Raspberry Pi on Ethernet
I plugged my Raspberry Pi into the ethernet port of my router. I then downloaded speedtest-cli (a CLI for running speed tests against speedtest.net). I also ran a test with
- speedtest-cli: 75 Mb/s
- wget: 6.9 MB/s => 56 Mb/s
Laptop to Laptop communication
iperf on 2 laptops. Laptop 1 is running Linux on a 2011 Macbook Air and was running
iperf -s (the server). Laptop 2 is a 2017 Macbook Pro running
iperf -c. I started out running with the default parameters which runs a test for 10 seconds, then switched to longer times using
iperf -c -t 60 to run the test for 60 seconds.
- Average for 10s (6 trials): 17.7 Mb/s
- Average for 60s (3 trials): 5 Mb/s
Raspberry Pi as AP
I put my raspberry pi in AP mode and had my laptop connect to it directly.
iperf -c -t 60: 33.4 Mb/s

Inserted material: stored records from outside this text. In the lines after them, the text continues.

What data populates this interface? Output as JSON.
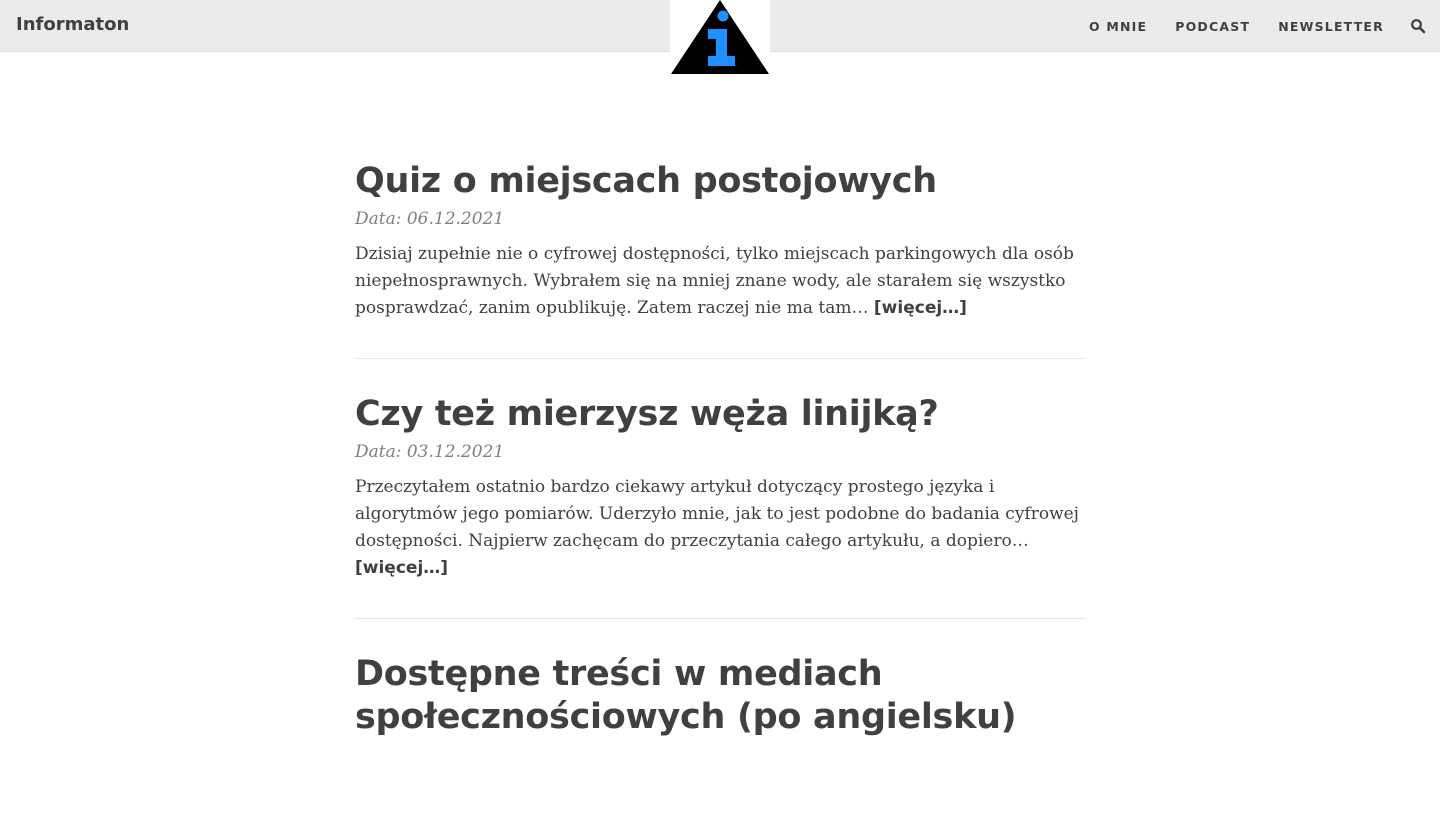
{
  "header": {
    "brand": "Informaton",
    "logo_icon": "info-triangle-icon",
    "logo_colors": {
      "triangle": "#000000",
      "info": "#1e90ff"
    },
    "nav": [
      {
        "label": "O MNIE"
      },
      {
        "label": "PODCAST"
      },
      {
        "label": "NEWSLETTER"
      }
    ],
    "search_icon": "search-icon"
  },
  "posts": [
    {
      "title": "Quiz o miejscach postojowych",
      "date": "Data: 06.12.2021",
      "excerpt": "Dzisiaj zupełnie nie o cyfrowej dostępności, tylko miejscach parkingowych dla osób niepełnosprawnych. Wybrałem się na mniej znane wody, ale starałem się wszystko posprawdzać, zanim opublikuję. Zatem raczej nie ma tam…",
      "more": "[więcej…]"
    },
    {
      "title": "Czy też mierzysz węża linijką?",
      "date": "Data: 03.12.2021",
      "excerpt": "Przeczytałem ostatnio bardzo ciekawy artykuł dotyczący prostego języka i algorytmów jego pomiarów. Uderzyło mnie, jak to jest podobne do badania cyfrowej dostępności. Najpierw zachęcam do przeczytania całego artykułu, a dopiero…",
      "more": "[więcej…]"
    },
    {
      "title": "Dostępne treści w mediach społecznościowych (po angielsku)"
    }
  ]
}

My conclusion is that my router is not performing. I tried power cycling it to see if that would help, but the measurements were the same after. I am not certain why this is the case, especially since it is supposed to have 13 antennae which I would expect to lead to high LAN bandwidth. My next experiment is to order some UniFi hardware and see if was that improves the situation.
I never got a good answer as to why I was able to stream Netflix but regular websites would have trouble loading.

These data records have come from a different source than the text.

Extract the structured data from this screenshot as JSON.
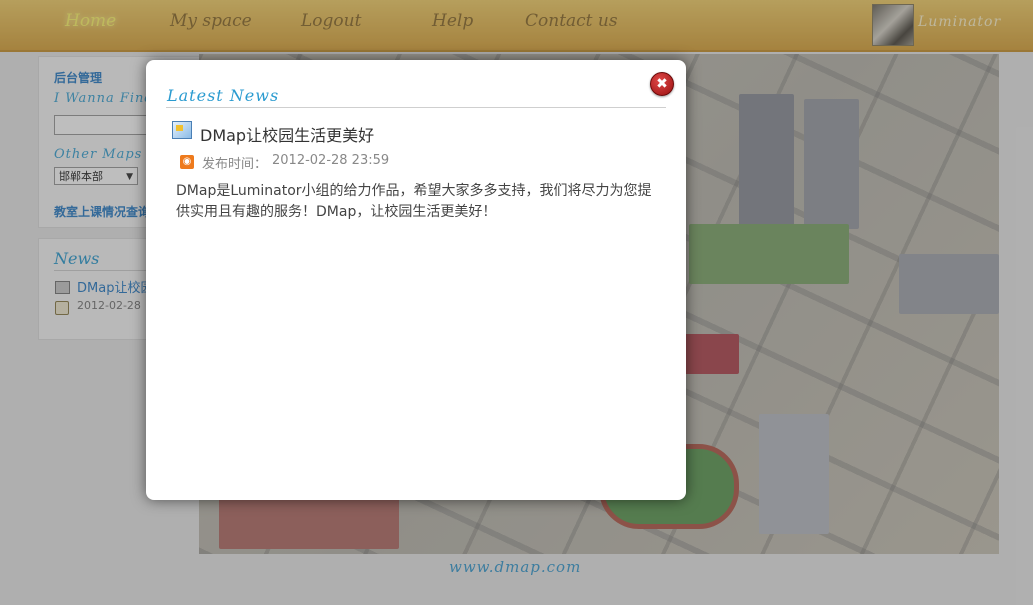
{
  "nav": {
    "items": [
      {
        "label": "Home",
        "active": true
      },
      {
        "label": "My space",
        "active": false
      },
      {
        "label": "Logout",
        "active": false
      },
      {
        "label": "Help",
        "active": false
      },
      {
        "label": "Contact us",
        "active": false
      }
    ],
    "username": "Luminator"
  },
  "sidebar": {
    "admin_title": "后台管理",
    "wanna_label": "I Wanna Find",
    "search_value": "",
    "other_maps_label": "Other Maps",
    "map_selected": "邯郸本部",
    "classroom_link": "教室上课情况查询",
    "news_title": "News",
    "news_item": "DMap让校园生活更美好",
    "news_date": "2012-02-28"
  },
  "footer": {
    "url": "www.dmap.com"
  },
  "modal": {
    "title": "Latest News",
    "close_label": "✖",
    "article_title": "DMap让校园生活更美好",
    "published_label": "发布时间：",
    "published_time": "2012-02-28 23:59",
    "body": "DMap是Luminator小组的给力作品，希望大家多多支持，我们将尽力为您提供实用且有趣的服务！DMap，让校园生活更美好！"
  },
  "colors": {
    "accent_blue": "#2a9bd0",
    "nav_gold": "#d9a43c",
    "close_red": "#c0201f"
  }
}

Hopefully my new hardware does the trick. I plan on writing a follow up post when I have it all set up to see if it makes a difference.
The exact command I ran:
wget --output-document=/dev/null http://speedtest.wdc01.softlayer.com/downloads/test500.zipNB:
wgetreports speeds in megaBYTES not megaBITS (like most wifi tools). Multiply by 8 to get a comparable number. ↩︎
To setup a Raspberry Pi as an AP, I used
udhcpdwhich you can find instructions for on raspberrypi.org ↩︎
I am going with a USG and a UniFi AP AC Lite. I went with Ubiquiti based on recommendations from some coworkers and a blog post by Troy Hunt that describes similar frustrations as mine. I debated whether to get an EdgeMax router over the USG after seeing some discussion in Troy's gist. I ended up going with the USG since I don't believe I'll benefit from the more advanced configuration opions of the EdgeMax, and I like the idea of all of it working with the UniFi portal. ↩︎